Fruit – Beautiful Fruit!


One of our lasting memories from our very first trip to Tanzania in early 2008 was the beautiful fruit – mangoes, bananas, papaya, watermelon and pineapple, when in season. Invariably, it is sweet and delicious. Following on from last week’s blog on the new kitchen at Arise School, we thought you might like to know how the school is looking to grow its own source of fruit for the benefit of the children.

Generally, in rural communities in Tanzania, the diet is pretty basic – rice, beans and vegetables, with some chicken or other meat for special occasions. Although fruit is plentiful, unless you are fortunate enough to have land with fruit trees growing on it, it is still beyond the means of many of the local population. Many of the children at the school miss out on its nutritional benefits.


Now that we have been able to start to provide breakfast everyday for the children, as a result of your support for our “Buy a Breakfast” Campaign, the school are serving the porridge that they previously enjoyed mid morning at lunchtime. Supplemented by some occasional local donations of rice and beans, Atu, the school cook, is now able to begin to vary their diet a little.

Once or twice a week, Atu goes to the market in the nearest township to buy vegetables and, occasionally, a few watermelons which can be cut into small pieces for the children to enjoy. In the longer term, the hope is to be able to grow sufficient fruit on the school’s land to supply enough for the childrens’ meals and, perhaps, to sell any surplus, however small, as income for the school.



Even as the first classroom was being built in 2012, Frank took the initiative to plant some banana and papaya trees which fruit relatively quickly. Although, situated on the foothills of Mt. Kilimanjaro, there is more water than most parts of the country, in order to preserve as much as possible, he came up with the idea of recycling the water when the children wash their hands! As a result, the trees have become established and are already beginning to crop.

Hopefully, it will not be too long before Atu is able to vary their diet even further. One thing we do know is this – just as there is not one grain of rice left by any of the children when they eat their lunch, nor will there be a single piece of fruit wasted!

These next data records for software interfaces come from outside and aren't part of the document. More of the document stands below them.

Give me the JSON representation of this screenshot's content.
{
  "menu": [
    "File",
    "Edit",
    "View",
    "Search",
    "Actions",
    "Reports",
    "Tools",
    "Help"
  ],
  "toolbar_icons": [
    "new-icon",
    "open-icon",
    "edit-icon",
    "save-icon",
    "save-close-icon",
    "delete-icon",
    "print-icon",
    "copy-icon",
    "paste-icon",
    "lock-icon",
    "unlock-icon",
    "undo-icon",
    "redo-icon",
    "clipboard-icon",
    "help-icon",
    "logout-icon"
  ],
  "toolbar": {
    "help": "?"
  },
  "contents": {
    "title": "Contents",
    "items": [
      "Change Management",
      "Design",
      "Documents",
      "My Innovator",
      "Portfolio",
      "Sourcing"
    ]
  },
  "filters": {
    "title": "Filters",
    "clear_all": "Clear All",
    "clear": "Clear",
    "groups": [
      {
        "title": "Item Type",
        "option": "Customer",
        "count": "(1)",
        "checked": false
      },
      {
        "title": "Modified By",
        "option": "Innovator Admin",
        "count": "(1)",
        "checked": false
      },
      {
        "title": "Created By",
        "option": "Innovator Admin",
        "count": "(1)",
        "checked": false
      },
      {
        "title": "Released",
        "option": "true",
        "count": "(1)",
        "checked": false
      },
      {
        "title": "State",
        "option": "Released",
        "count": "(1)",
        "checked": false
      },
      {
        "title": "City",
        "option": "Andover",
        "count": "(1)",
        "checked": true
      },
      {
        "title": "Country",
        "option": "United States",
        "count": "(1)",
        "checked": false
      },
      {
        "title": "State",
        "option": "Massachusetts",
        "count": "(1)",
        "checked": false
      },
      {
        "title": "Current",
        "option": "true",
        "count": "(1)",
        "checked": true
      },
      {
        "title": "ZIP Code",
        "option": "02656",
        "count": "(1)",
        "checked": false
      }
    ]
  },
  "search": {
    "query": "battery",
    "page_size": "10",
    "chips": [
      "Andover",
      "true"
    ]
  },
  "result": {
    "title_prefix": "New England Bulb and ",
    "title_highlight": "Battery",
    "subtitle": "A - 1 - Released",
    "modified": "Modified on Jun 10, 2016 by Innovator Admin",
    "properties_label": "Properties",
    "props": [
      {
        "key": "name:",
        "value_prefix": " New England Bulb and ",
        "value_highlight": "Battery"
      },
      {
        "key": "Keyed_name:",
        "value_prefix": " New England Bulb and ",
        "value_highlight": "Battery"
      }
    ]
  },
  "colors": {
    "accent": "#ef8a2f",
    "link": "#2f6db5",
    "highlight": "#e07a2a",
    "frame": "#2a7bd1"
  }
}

Please help us to buy more fruit trees and develop this initiative. Please donate now!